Tuesday, December 1, 2009


This past Sunday I greeted the three services I led with "Happy New Year!" I've done that for three years here now at McEachern so some people caught on to what I was saying. This Sunday was the first Sunday in Advent; Advent is the beginning of the Christian Year, so this past Sunday was the first Sunday, so I greeted everyone accordingly!

But you know, even for us who know this tidbit, sometimes we don't "get" Advent. And our culture doesn't help, does it? It's hard to stick with Advent in the midst of a culture that thinks Christmas starts with Thanksgiving (okay, Halloween if you're a retailer) and ends with the stroke of midnight on December 24th. For the Christian, Christmas doesn't even start until Christmas Day, then goes on for 12 days (remember the song?) until Epiphany.

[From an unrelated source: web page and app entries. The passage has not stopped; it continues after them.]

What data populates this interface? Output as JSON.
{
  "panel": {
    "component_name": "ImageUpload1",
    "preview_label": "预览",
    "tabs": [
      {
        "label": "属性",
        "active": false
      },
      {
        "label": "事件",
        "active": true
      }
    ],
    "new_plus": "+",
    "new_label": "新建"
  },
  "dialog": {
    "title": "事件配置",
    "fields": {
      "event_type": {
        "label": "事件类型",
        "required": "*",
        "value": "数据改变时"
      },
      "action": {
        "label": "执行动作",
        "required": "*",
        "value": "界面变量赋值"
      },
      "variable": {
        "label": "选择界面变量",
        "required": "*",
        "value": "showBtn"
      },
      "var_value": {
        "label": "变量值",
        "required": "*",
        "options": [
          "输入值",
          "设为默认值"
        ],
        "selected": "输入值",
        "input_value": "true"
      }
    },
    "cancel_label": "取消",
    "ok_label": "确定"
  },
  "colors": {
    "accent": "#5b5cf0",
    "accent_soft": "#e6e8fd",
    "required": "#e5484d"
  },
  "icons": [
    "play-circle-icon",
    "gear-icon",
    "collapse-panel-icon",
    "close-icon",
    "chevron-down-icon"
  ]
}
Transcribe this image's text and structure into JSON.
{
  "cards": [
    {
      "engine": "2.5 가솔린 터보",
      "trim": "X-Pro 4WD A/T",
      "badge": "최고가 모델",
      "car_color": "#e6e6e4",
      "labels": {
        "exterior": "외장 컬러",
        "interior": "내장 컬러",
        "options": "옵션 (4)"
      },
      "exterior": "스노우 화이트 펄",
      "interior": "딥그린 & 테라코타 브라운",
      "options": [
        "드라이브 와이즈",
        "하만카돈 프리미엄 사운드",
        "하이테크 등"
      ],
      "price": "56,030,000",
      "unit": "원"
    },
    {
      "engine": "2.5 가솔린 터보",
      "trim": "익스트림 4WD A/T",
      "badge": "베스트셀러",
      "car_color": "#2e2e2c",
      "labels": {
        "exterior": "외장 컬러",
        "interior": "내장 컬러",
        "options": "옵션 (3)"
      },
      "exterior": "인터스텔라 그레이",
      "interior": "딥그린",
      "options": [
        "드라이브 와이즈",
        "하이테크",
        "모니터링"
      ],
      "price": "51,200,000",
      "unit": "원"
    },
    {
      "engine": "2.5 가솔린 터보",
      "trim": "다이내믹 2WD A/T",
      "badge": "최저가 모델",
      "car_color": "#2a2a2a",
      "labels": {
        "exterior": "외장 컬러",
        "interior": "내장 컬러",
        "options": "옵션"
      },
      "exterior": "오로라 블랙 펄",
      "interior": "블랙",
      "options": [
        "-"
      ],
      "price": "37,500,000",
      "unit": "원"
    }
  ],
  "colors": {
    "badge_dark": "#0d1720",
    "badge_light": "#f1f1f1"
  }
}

Too often our congregations get enculturated into the prevailing culture of celebrating instead of preparing, which Advent is all about. I mean, think about it. If we really followed Advent, we would only be singing Advent hymns, focusing on John the Baptist, and the only real decorations would be the Advent wreath!

I encouraged our folks to think of Advent as an alarm clock. Once a year this alarm goes off, wakes us from our stupor, and reminds us that Jesus came, and will be returning, and we had better be ready! That is why so many of our scripture lessons are apocalyptic - Advent is about both remembering that Jesus came, and that he will come again in power and in glory. We keep one eye towards the past and one eye toward the future - kind of a cross-eyed season, huh?

So, what am I doing to prepare this year? Well I am reading James Moore's study "What Do You Want for Christmas?" for my daily devotional time. I have made it a habit through the years to do something different in my devotional life during Advent. There are plenty of guides and books out there, especially at I am also rereading the Gospel of Matthew. Both Matthew and Luke give the stories of Jesus' nativity, so I thought that would make some good reading this time of the year. We have also published an Advent devotional guide at McEachern that I am reading.

I think of Advent and Lent as "sister seasons". In both cases we are preparing for something and paying more attention than usual to spiritual matters. Maybe this year if we spend a little more time preparing we will have the Christmas we have always wanted.